» **Input**

══════════

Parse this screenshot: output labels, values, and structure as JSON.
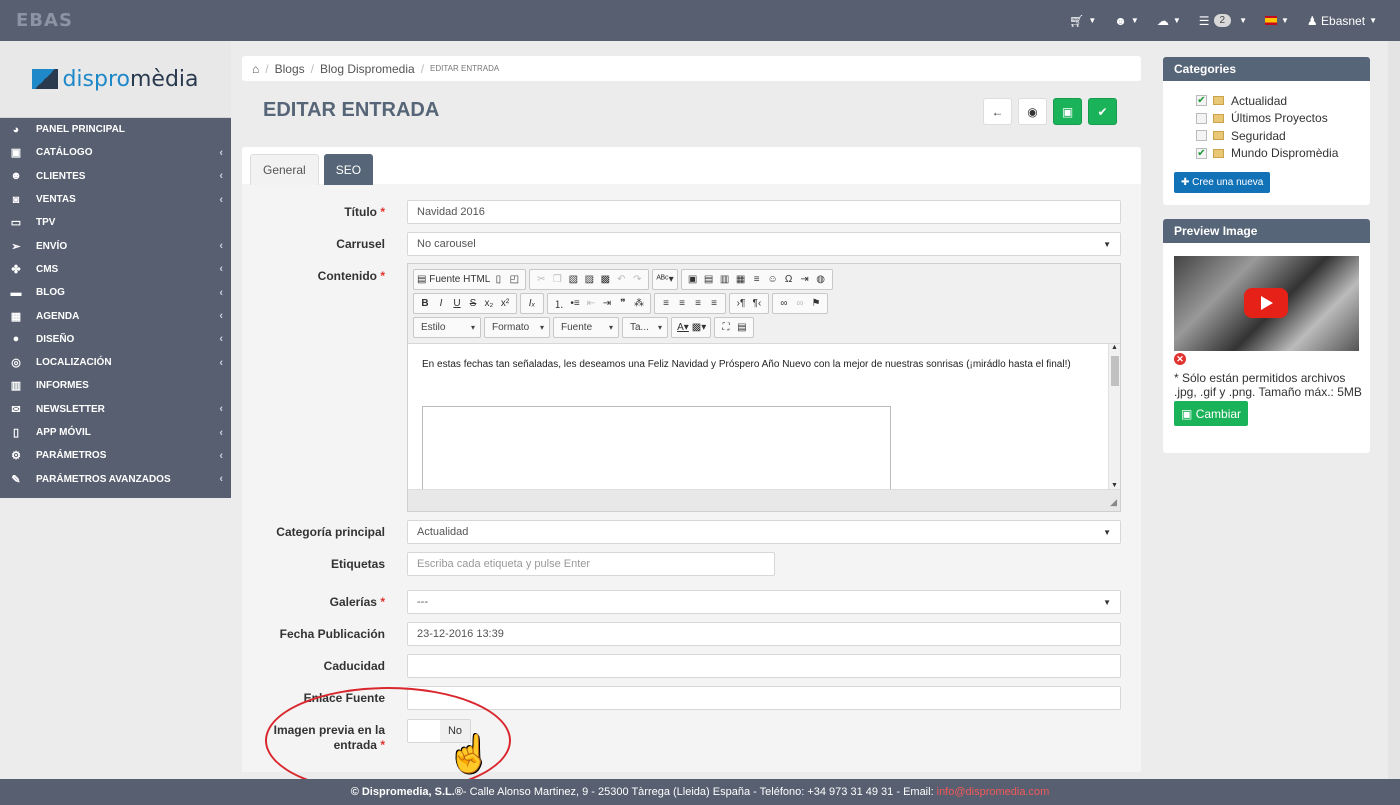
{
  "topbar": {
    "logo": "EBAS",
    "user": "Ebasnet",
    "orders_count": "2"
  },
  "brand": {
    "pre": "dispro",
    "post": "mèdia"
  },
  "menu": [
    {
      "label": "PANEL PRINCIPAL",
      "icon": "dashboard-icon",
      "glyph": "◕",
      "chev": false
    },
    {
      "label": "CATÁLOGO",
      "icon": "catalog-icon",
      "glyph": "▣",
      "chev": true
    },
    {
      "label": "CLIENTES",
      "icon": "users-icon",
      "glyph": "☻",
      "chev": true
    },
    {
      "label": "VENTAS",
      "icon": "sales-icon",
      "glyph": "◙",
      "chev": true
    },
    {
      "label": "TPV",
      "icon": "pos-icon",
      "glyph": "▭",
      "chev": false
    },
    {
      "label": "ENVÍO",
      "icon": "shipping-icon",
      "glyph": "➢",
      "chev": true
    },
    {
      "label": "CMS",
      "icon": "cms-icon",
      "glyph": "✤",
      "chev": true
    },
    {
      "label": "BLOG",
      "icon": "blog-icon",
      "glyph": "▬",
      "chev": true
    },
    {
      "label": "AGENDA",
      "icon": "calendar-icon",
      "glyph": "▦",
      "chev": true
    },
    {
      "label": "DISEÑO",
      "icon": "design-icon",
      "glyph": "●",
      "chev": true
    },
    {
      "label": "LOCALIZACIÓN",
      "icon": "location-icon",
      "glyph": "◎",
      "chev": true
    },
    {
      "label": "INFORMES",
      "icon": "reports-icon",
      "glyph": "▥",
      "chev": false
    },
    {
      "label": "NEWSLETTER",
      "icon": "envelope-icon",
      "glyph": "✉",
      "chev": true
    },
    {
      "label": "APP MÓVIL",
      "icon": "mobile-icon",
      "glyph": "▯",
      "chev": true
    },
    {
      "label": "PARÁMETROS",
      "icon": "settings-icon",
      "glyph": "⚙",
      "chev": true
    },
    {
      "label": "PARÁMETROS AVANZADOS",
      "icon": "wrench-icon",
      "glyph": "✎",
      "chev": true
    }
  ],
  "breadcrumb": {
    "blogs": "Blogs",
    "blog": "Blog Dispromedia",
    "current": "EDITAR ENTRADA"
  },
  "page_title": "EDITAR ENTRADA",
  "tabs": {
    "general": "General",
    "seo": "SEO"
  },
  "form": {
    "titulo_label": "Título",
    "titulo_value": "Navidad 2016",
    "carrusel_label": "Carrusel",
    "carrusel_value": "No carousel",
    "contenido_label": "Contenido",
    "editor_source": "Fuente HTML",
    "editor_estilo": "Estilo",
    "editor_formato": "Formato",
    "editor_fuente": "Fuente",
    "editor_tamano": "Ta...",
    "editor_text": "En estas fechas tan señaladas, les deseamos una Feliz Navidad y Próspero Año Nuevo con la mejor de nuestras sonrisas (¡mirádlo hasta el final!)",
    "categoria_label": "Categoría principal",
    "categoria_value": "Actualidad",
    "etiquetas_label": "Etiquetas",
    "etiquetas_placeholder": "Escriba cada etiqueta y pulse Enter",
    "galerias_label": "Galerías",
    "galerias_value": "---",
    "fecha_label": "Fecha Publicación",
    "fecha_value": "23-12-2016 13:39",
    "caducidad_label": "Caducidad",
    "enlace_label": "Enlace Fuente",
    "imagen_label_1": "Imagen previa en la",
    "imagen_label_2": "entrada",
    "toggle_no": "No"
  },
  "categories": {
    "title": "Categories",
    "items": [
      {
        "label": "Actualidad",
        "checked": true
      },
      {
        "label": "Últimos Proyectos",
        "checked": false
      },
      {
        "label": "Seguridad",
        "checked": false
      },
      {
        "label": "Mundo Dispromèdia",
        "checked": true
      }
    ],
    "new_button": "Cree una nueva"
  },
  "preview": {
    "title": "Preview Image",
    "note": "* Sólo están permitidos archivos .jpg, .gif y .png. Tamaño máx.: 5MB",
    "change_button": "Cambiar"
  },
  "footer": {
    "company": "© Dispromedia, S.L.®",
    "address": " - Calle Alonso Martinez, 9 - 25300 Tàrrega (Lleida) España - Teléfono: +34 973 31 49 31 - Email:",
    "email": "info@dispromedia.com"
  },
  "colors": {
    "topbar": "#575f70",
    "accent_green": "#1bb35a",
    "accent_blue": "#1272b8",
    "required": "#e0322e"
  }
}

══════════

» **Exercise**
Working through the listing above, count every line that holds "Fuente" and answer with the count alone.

» **Solution**
3